Work item> Check the records below line by line. Give the count of lines with "value", and nothing else.
┏━━
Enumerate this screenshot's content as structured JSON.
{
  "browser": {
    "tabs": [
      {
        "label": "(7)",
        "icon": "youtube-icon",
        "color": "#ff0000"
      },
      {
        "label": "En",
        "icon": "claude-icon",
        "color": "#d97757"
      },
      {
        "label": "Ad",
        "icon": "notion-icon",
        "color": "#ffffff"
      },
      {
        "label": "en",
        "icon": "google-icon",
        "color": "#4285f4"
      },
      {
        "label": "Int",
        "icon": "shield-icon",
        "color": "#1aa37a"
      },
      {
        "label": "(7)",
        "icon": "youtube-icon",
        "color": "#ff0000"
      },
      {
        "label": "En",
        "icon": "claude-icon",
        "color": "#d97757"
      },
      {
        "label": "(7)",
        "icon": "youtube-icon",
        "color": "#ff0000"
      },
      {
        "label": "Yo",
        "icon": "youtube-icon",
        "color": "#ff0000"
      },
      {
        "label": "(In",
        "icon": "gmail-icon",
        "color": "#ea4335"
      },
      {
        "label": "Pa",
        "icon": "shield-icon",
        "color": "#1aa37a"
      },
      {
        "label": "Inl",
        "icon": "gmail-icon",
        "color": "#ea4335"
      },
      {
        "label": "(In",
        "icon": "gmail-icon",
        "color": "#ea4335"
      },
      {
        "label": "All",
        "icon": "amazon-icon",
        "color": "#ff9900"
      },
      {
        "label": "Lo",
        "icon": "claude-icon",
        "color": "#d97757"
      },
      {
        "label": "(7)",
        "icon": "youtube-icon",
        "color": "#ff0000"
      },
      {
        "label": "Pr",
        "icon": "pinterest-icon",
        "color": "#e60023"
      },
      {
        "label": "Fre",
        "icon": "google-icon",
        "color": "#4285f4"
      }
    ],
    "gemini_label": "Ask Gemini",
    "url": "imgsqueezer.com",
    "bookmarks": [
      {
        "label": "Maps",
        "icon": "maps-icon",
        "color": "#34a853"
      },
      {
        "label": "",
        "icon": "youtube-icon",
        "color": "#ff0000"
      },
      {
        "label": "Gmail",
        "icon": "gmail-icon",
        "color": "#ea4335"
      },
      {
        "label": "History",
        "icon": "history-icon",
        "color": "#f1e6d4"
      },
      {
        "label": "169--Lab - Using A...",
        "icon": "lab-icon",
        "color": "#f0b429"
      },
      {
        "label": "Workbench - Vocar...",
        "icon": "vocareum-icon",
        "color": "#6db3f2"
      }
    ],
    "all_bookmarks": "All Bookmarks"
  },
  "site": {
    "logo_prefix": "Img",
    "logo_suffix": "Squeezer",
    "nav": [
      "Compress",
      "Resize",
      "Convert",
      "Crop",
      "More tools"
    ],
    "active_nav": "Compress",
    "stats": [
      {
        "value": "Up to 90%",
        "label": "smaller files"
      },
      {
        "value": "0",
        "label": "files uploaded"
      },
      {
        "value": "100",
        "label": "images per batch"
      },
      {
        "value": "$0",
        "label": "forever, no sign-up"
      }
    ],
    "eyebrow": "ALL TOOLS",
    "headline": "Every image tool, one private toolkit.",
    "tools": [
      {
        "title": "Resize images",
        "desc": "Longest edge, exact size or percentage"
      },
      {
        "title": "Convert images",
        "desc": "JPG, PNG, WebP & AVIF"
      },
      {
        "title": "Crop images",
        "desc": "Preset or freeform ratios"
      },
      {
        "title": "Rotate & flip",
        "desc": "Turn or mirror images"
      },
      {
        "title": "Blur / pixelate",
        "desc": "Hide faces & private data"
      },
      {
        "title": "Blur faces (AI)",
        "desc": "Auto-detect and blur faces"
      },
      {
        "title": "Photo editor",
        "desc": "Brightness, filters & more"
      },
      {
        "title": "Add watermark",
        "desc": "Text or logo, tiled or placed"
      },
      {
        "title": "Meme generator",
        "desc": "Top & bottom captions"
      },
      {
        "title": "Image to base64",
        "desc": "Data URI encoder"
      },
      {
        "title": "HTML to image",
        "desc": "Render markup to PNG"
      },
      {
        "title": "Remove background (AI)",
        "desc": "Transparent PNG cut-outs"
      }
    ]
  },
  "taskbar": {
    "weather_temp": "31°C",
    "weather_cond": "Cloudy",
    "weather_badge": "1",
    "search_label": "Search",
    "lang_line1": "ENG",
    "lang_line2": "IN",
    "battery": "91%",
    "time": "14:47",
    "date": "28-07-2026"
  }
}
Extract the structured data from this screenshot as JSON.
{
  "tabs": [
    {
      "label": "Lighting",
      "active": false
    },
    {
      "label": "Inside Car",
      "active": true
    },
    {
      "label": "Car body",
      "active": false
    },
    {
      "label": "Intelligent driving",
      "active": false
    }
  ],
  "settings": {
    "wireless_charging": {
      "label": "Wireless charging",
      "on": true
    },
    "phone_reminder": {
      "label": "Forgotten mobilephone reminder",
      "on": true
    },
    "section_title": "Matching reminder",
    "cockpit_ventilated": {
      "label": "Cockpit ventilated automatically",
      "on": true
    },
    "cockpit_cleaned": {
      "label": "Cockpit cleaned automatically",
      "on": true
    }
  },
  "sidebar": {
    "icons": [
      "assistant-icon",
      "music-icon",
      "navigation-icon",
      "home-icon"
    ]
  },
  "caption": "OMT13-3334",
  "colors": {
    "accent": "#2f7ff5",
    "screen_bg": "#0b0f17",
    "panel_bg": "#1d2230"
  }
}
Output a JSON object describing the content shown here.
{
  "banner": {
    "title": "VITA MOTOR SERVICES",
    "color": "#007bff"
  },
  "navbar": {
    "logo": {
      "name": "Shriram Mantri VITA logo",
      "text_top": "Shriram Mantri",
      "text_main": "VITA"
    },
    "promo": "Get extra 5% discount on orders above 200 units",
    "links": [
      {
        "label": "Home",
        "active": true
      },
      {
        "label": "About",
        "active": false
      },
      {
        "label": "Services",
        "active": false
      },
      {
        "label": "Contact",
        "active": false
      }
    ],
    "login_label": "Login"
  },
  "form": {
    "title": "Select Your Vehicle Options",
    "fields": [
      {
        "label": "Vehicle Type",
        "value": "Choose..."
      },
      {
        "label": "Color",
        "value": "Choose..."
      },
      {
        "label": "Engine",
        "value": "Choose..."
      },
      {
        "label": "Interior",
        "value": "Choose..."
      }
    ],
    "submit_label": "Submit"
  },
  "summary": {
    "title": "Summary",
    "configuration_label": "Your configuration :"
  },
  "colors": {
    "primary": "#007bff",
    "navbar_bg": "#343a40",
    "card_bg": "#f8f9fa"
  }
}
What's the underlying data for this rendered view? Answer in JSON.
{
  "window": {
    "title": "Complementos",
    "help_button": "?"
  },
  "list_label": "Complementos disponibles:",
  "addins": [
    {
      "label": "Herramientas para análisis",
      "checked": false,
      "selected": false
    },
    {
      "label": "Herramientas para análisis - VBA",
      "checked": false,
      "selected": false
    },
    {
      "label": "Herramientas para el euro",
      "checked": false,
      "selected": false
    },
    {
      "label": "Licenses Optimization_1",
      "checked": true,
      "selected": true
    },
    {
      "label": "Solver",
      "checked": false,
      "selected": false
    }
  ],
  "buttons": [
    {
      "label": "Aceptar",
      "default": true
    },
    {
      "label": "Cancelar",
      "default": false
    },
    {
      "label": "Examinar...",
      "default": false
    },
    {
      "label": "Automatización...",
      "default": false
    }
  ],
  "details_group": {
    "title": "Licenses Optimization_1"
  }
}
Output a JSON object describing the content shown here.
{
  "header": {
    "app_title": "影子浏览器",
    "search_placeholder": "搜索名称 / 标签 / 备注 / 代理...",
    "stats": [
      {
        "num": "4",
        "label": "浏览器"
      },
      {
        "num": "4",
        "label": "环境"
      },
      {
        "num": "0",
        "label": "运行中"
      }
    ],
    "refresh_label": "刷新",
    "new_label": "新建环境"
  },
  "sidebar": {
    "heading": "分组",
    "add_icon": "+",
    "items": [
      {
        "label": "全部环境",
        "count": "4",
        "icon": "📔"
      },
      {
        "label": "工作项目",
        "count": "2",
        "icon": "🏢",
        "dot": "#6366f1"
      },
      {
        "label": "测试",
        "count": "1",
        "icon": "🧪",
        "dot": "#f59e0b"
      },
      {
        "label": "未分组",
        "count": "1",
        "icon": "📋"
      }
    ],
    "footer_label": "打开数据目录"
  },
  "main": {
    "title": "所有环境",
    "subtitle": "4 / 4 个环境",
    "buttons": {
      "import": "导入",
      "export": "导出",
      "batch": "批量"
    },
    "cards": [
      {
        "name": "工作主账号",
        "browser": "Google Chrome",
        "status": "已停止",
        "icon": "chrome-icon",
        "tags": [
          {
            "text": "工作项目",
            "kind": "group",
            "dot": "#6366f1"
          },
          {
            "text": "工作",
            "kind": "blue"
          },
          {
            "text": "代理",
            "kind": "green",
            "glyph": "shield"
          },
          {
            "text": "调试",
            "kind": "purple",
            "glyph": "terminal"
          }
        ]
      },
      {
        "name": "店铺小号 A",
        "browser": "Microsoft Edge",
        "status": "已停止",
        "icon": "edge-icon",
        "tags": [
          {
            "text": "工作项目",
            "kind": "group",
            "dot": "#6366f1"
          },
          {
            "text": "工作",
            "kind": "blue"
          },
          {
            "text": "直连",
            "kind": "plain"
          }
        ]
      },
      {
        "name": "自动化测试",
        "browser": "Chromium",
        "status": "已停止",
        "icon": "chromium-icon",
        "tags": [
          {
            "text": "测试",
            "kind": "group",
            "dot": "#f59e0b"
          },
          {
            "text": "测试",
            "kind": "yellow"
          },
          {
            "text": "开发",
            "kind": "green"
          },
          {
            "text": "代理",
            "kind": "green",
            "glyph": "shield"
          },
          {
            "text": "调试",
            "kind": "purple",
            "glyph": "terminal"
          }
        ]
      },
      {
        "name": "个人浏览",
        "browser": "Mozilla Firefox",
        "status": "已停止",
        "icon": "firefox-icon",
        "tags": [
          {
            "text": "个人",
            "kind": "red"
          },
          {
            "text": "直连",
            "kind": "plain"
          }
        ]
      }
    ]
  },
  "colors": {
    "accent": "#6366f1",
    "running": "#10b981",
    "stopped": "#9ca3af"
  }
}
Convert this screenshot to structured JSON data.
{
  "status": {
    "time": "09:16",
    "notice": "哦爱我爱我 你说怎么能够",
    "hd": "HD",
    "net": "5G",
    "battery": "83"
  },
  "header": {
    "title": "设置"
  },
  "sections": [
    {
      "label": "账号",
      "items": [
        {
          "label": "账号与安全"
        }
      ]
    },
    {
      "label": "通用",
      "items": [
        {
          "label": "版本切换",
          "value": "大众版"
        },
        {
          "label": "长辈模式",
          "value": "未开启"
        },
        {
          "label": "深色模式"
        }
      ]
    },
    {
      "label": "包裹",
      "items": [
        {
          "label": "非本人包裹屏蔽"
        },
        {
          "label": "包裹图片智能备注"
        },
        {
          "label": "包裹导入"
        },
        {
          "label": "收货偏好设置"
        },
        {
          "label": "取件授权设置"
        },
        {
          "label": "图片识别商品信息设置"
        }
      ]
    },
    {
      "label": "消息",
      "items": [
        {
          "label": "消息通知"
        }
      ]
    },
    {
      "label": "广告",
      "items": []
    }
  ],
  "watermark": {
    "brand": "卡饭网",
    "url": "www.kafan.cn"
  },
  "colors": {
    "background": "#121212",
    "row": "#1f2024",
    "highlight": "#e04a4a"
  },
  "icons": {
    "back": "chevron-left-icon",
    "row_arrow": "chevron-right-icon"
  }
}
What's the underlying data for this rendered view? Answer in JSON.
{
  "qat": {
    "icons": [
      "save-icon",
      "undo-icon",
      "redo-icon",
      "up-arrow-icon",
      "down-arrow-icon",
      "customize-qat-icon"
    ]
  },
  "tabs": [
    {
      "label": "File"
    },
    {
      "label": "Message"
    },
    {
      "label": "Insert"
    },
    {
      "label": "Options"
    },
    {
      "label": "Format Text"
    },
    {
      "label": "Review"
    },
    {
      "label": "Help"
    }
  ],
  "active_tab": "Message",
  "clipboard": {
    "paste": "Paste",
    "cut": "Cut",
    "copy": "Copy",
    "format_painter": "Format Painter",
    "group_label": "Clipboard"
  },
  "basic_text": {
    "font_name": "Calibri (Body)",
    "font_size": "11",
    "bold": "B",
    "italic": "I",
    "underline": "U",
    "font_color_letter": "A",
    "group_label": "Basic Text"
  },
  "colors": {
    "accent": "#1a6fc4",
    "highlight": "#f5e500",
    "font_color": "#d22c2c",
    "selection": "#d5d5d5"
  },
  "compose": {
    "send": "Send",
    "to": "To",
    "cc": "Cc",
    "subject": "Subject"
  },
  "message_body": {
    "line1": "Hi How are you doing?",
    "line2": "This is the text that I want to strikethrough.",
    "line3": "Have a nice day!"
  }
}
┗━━
Exercise response> 10